Please retype the entries below word for word, passing over every picture.

━━━━━ MATERIAL SUPPLIED

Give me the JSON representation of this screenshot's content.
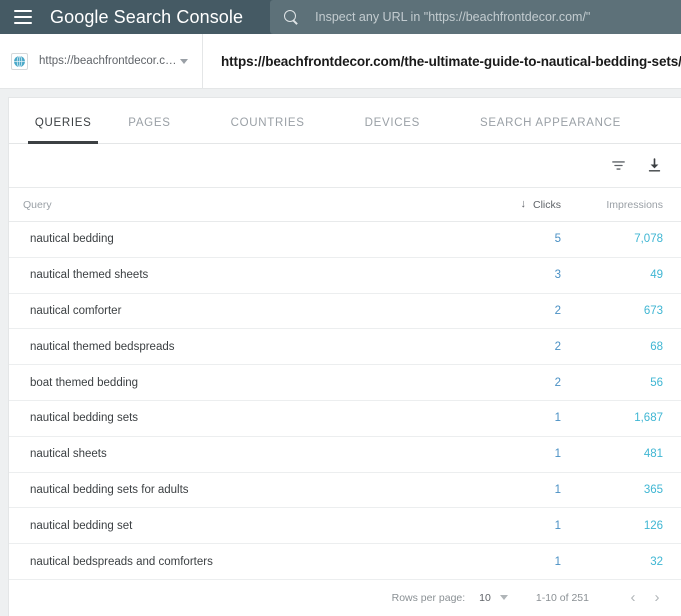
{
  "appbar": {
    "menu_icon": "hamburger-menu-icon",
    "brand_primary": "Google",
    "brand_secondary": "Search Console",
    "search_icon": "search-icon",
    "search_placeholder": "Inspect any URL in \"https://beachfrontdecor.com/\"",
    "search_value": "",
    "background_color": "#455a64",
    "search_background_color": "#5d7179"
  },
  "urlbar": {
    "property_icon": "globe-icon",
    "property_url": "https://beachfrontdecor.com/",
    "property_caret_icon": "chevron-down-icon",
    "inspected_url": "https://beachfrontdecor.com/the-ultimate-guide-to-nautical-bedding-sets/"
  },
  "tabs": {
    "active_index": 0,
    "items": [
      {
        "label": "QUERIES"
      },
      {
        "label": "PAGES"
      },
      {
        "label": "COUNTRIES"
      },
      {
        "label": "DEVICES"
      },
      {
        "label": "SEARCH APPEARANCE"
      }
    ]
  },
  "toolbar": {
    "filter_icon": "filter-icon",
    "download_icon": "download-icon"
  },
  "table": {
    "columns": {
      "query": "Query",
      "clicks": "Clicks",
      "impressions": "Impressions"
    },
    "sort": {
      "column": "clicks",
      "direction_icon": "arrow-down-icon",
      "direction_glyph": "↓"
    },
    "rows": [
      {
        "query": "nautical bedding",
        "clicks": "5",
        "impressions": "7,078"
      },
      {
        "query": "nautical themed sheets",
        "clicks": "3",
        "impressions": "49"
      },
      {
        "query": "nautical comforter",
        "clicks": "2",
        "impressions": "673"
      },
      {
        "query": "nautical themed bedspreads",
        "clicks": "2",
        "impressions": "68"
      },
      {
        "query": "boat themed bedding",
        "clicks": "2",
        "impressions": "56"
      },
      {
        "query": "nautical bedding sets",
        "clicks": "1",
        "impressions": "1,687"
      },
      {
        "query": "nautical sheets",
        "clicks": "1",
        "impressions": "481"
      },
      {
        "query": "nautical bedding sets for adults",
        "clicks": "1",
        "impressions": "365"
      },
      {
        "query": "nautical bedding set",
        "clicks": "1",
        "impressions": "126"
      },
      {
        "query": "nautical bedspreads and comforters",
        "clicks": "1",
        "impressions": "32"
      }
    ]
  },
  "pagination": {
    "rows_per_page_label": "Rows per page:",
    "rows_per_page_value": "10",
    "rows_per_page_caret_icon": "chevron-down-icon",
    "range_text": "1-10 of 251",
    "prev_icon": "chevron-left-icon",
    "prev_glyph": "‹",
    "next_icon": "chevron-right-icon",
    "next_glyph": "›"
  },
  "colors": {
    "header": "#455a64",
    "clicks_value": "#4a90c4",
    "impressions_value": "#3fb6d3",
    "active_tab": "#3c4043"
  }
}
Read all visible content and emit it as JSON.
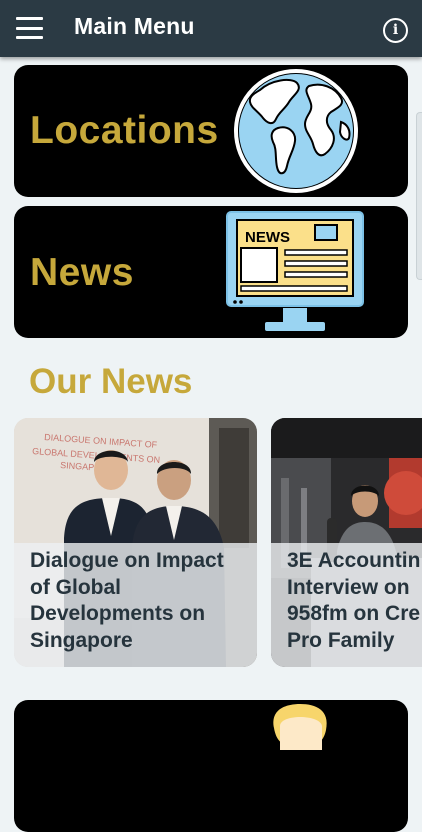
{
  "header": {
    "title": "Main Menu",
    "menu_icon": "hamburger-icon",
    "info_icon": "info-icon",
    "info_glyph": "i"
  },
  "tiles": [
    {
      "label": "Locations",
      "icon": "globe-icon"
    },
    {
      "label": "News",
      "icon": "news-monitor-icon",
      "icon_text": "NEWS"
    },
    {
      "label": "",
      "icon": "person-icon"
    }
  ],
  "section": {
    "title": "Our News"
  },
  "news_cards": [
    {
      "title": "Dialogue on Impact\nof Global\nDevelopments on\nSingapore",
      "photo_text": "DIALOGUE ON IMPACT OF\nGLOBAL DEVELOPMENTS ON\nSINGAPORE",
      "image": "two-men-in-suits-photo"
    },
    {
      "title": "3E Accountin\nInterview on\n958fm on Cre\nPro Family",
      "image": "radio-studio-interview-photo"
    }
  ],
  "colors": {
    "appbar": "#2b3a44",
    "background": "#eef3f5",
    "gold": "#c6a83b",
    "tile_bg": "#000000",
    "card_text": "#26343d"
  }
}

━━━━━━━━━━

_RESULT FOR THIS EXERCISE:_
Give me the JSON representation of this screenshot's content.
{
  "appbar": {
    "menu_icon": "hamburger-menu-icon",
    "brand_primary": "Google",
    "brand_secondary": "Search Console",
    "search_icon": "search-icon",
    "search_placeholder": "Inspect any URL in \"https://beachfrontdecor.com/\"",
    "search_value": "",
    "background_color": "#455a64",
    "search_background_color": "#5d7179"
  },
  "urlbar": {
    "property_icon": "globe-icon",
    "property_url": "https://beachfrontdecor.com/",
    "property_caret_icon": "chevron-down-icon",
    "inspected_url": "https://beachfrontdecor.com/the-ultimate-guide-to-nautical-bedding-sets/"
  },
  "tabs": {
    "active_index": 0,
    "items": [
      {
        "label": "QUERIES"
      },
      {
        "label": "PAGES"
      },
      {
        "label": "COUNTRIES"
      },
      {
        "label": "DEVICES"
      },
      {
        "label": "SEARCH APPEARANCE"
      }
    ]
  },
  "toolbar": {
    "filter_icon": "filter-icon",
    "download_icon": "download-icon"
  },
  "table": {
    "columns": {
      "query": "Query",
      "clicks": "Clicks",
      "impressions": "Impressions"
    },
    "sort": {
      "column": "clicks",
      "direction_icon": "arrow-down-icon",
      "direction_glyph": "↓"
    },
    "rows": [
      {
        "query": "nautical bedding",
        "clicks": "5",
        "impressions": "7,078"
      },
      {
        "query": "nautical themed sheets",
        "clicks": "3",
        "impressions": "49"
      },
      {
        "query": "nautical comforter",
        "clicks": "2",
        "impressions": "673"
      },
      {
        "query": "nautical themed bedspreads",
        "clicks": "2",
        "impressions": "68"
      },
      {
        "query": "boat themed bedding",
        "clicks": "2",
        "impressions": "56"
      },
      {
        "query": "nautical bedding sets",
        "clicks": "1",
        "impressions": "1,687"
      },
      {
        "query": "nautical sheets",
        "clicks": "1",
        "impressions": "481"
      },
      {
        "query": "nautical bedding sets for adults",
        "clicks": "1",
        "impressions": "365"
      },
      {
        "query": "nautical bedding set",
        "clicks": "1",
        "impressions": "126"
      },
      {
        "query": "nautical bedspreads and comforters",
        "clicks": "1",
        "impressions": "32"
      }
    ]
  },
  "pagination": {
    "rows_per_page_label": "Rows per page:",
    "rows_per_page_value": "10",
    "rows_per_page_caret_icon": "chevron-down-icon",
    "range_text": "1-10 of 251",
    "prev_icon": "chevron-left-icon",
    "prev_glyph": "‹",
    "next_icon": "chevron-right-icon",
    "next_glyph": "›"
  },
  "colors": {
    "header": "#455a64",
    "clicks_value": "#4a90c4",
    "impressions_value": "#3fb6d3",
    "active_tab": "#3c4043"
  }
}
Read all visible content and emit it as JSON.
{
  "header": {
    "title": "Main Menu",
    "menu_icon": "hamburger-icon",
    "info_icon": "info-icon",
    "info_glyph": "i"
  },
  "tiles": [
    {
      "label": "Locations",
      "icon": "globe-icon"
    },
    {
      "label": "News",
      "icon": "news-monitor-icon",
      "icon_text": "NEWS"
    },
    {
      "label": "",
      "icon": "person-icon"
    }
  ],
  "section": {
    "title": "Our News"
  },
  "news_cards": [
    {
      "title": "Dialogue on Impact\nof Global\nDevelopments on\nSingapore",
      "photo_text": "DIALOGUE ON IMPACT OF\nGLOBAL DEVELOPMENTS ON\nSINGAPORE",
      "image": "two-men-in-suits-photo"
    },
    {
      "title": "3E Accountin\nInterview on\n958fm on Cre\nPro Family",
      "image": "radio-studio-interview-photo"
    }
  ],
  "colors": {
    "appbar": "#2b3a44",
    "background": "#eef3f5",
    "gold": "#c6a83b",
    "tile_bg": "#000000",
    "card_text": "#26343d"
  }
}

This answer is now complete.